Task item: The entries that follow should be repeated exactly, with no pictures kept.
┌─ Exercise data
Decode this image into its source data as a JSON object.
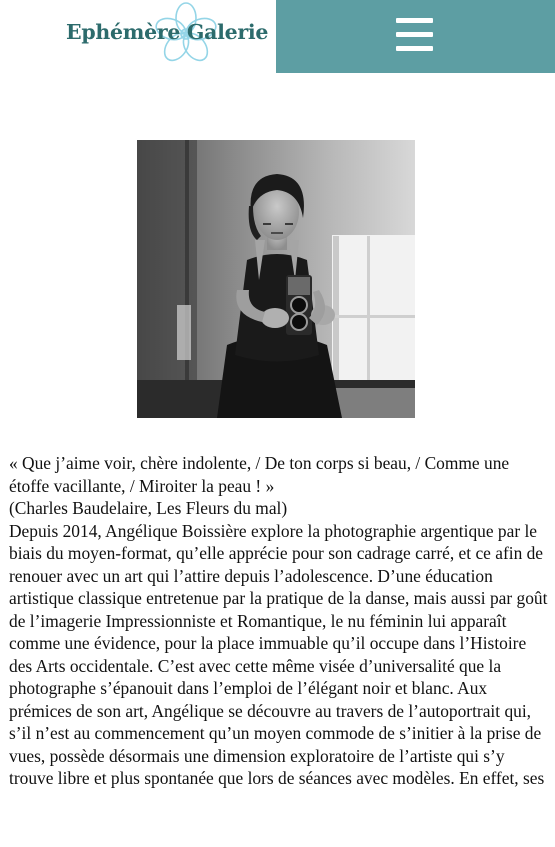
{
  "header": {
    "logo_text": "Ephémère Galerie",
    "logo_icon": "flower-icon",
    "menu_icon": "hamburger-icon",
    "colors": {
      "brand_text": "#2c6b6c",
      "menu_background": "#5d9ea3",
      "flower": "#8fd3e6"
    }
  },
  "photo": {
    "alt": "",
    "icon": "photograph-woman-with-camera"
  },
  "article": {
    "quote": "« Que j’aime voir, chère indolente, / De ton corps si beau, / Comme une étoffe vacillante, / Miroiter la peau ! »",
    "attribution": "(Charles Baudelaire, Les Fleurs du mal)",
    "body": "Depuis 2014, Angélique Boissière explore la photographie argentique par le biais du moyen-format, qu’elle apprécie pour son cadrage carré, et ce afin de renouer avec un art qui l’attire depuis l’adolescence. D’une éducation artistique classique entretenue par la pratique de la danse, mais aussi par goût de l’imagerie Impressionniste et Romantique, le nu féminin lui apparaît comme une évidence, pour la place immuable qu’il occupe dans l’Histoire des Arts occidentale. C’est avec cette même visée d’universalité que la photographe s’épanouit dans l’emploi de l’élégant noir et blanc. Aux prémices de son art, Angélique se découvre au travers de l’autoportrait qui, s’il n’est au commencement qu’un moyen commode de s’initier à la prise de vues, possède désormais une dimension exploratoire de l’artiste qui s’y trouve libre et plus spontanée que lors de séances avec modèles. En effet, ses"
  }
}
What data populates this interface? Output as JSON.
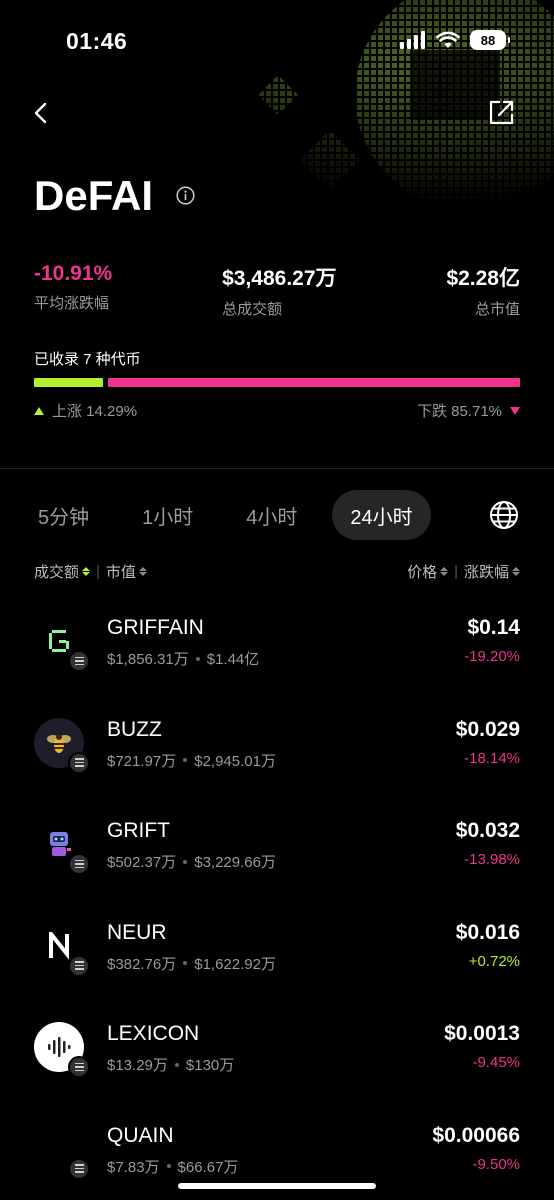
{
  "status_bar": {
    "time": "01:46",
    "battery": "88"
  },
  "header": {
    "title": "DeFAI"
  },
  "stats": {
    "avg_change": {
      "value": "-10.91%",
      "label": "平均涨跌幅"
    },
    "volume": {
      "value": "$3,486.27万",
      "label": "总成交额"
    },
    "market_cap": {
      "value": "$2.28亿",
      "label": "总市值"
    }
  },
  "collected": "已收录 7 种代币",
  "distribution": {
    "up_fraction": 0.1429,
    "up_label": "上涨 14.29%",
    "down_label": "下跌 85.71%",
    "up_color": "#b4f02f",
    "down_color": "#f0338b"
  },
  "tabs": [
    {
      "label": "5分钟",
      "active": false
    },
    {
      "label": "1小时",
      "active": false
    },
    {
      "label": "4小时",
      "active": false
    },
    {
      "label": "24小时",
      "active": true
    }
  ],
  "sort": {
    "volume": "成交额",
    "market_cap": "市值",
    "price": "价格",
    "change": "涨跌幅"
  },
  "tokens": [
    {
      "name": "GRIFFAIN",
      "volume": "$1,856.31万",
      "market_cap": "$1.44亿",
      "price": "$0.14",
      "change": "-19.20%",
      "direction": "down",
      "icon": "griffain-logo"
    },
    {
      "name": "BUZZ",
      "volume": "$721.97万",
      "market_cap": "$2,945.01万",
      "price": "$0.029",
      "change": "-18.14%",
      "direction": "down",
      "icon": "bee-logo"
    },
    {
      "name": "GRIFT",
      "volume": "$502.37万",
      "market_cap": "$3,229.66万",
      "price": "$0.032",
      "change": "-13.98%",
      "direction": "down",
      "icon": "robot-logo"
    },
    {
      "name": "NEUR",
      "volume": "$382.76万",
      "market_cap": "$1,622.92万",
      "price": "$0.016",
      "change": "+0.72%",
      "direction": "up",
      "icon": "neur-logo"
    },
    {
      "name": "LEXICON",
      "volume": "$13.29万",
      "market_cap": "$130万",
      "price": "$0.0013",
      "change": "-9.45%",
      "direction": "down",
      "icon": "soundwave-logo"
    },
    {
      "name": "QUAIN",
      "volume": "$7.83万",
      "market_cap": "$66.67万",
      "price": "$0.00066",
      "change": "-9.50%",
      "direction": "down",
      "icon": "quain-logo"
    }
  ]
}
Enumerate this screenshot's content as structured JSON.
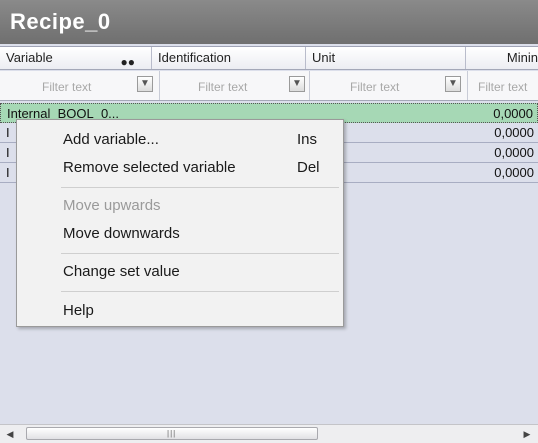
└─
Response area:
Decode this image into its source data as a JSON object.
{
  "header": {
    "logo_text": "Ephémère Galerie",
    "logo_icon": "flower-icon",
    "menu_icon": "hamburger-icon",
    "colors": {
      "brand_text": "#2c6b6c",
      "menu_background": "#5d9ea3",
      "flower": "#8fd3e6"
    }
  },
  "photo": {
    "alt": "",
    "icon": "photograph-woman-with-camera"
  },
  "article": {
    "quote": "« Que j’aime voir, chère indolente, / De ton corps si beau, / Comme une étoffe vacillante, / Miroiter la peau ! »",
    "attribution": "(Charles Baudelaire, Les Fleurs du mal)",
    "body": "Depuis 2014, Angélique Boissière explore la photographie argentique par le biais du moyen-format, qu’elle apprécie pour son cadrage carré, et ce afin de renouer avec un art qui l’attire depuis l’adolescence. D’une éducation artistique classique entretenue par la pratique de la danse, mais aussi par goût de l’imagerie Impressionniste et Romantique, le nu féminin lui apparaît comme une évidence, pour la place immuable qu’il occupe dans l’Histoire des Arts occidentale. C’est avec cette même visée d’universalité que la photographe s’épanouit dans l’emploi de l’élégant noir et blanc. Aux prémices de son art, Angélique se découvre au travers de l’autoportrait qui, s’il n’est au commencement qu’un moyen commode de s’initier à la prise de vues, possède désormais une dimension exploratoire de l’artiste qui s’y trouve libre et plus spontanée que lors de séances avec modèles. En effet, ses"
  }
}
What data populates this interface? Output as JSON.
{
  "status_bar": {
    "time": "01:46",
    "battery": "88"
  },
  "header": {
    "title": "DeFAI"
  },
  "stats": {
    "avg_change": {
      "value": "-10.91%",
      "label": "平均涨跌幅"
    },
    "volume": {
      "value": "$3,486.27万",
      "label": "总成交额"
    },
    "market_cap": {
      "value": "$2.28亿",
      "label": "总市值"
    }
  },
  "collected": "已收录 7 种代币",
  "distribution": {
    "up_fraction": 0.1429,
    "up_label": "上涨 14.29%",
    "down_label": "下跌 85.71%",
    "up_color": "#b4f02f",
    "down_color": "#f0338b"
  },
  "tabs": [
    {
      "label": "5分钟",
      "active": false
    },
    {
      "label": "1小时",
      "active": false
    },
    {
      "label": "4小时",
      "active": false
    },
    {
      "label": "24小时",
      "active": true
    }
  ],
  "sort": {
    "volume": "成交额",
    "market_cap": "市值",
    "price": "价格",
    "change": "涨跌幅"
  },
  "tokens": [
    {
      "name": "GRIFFAIN",
      "volume": "$1,856.31万",
      "market_cap": "$1.44亿",
      "price": "$0.14",
      "change": "-19.20%",
      "direction": "down",
      "icon": "griffain-logo"
    },
    {
      "name": "BUZZ",
      "volume": "$721.97万",
      "market_cap": "$2,945.01万",
      "price": "$0.029",
      "change": "-18.14%",
      "direction": "down",
      "icon": "bee-logo"
    },
    {
      "name": "GRIFT",
      "volume": "$502.37万",
      "market_cap": "$3,229.66万",
      "price": "$0.032",
      "change": "-13.98%",
      "direction": "down",
      "icon": "robot-logo"
    },
    {
      "name": "NEUR",
      "volume": "$382.76万",
      "market_cap": "$1,622.92万",
      "price": "$0.016",
      "change": "+0.72%",
      "direction": "up",
      "icon": "neur-logo"
    },
    {
      "name": "LEXICON",
      "volume": "$13.29万",
      "market_cap": "$130万",
      "price": "$0.0013",
      "change": "-9.45%",
      "direction": "down",
      "icon": "soundwave-logo"
    },
    {
      "name": "QUAIN",
      "volume": "$7.83万",
      "market_cap": "$66.67万",
      "price": "$0.00066",
      "change": "-9.50%",
      "direction": "down",
      "icon": "quain-logo"
    }
  ]
}
Enumerate this screenshot's content as structured JSON.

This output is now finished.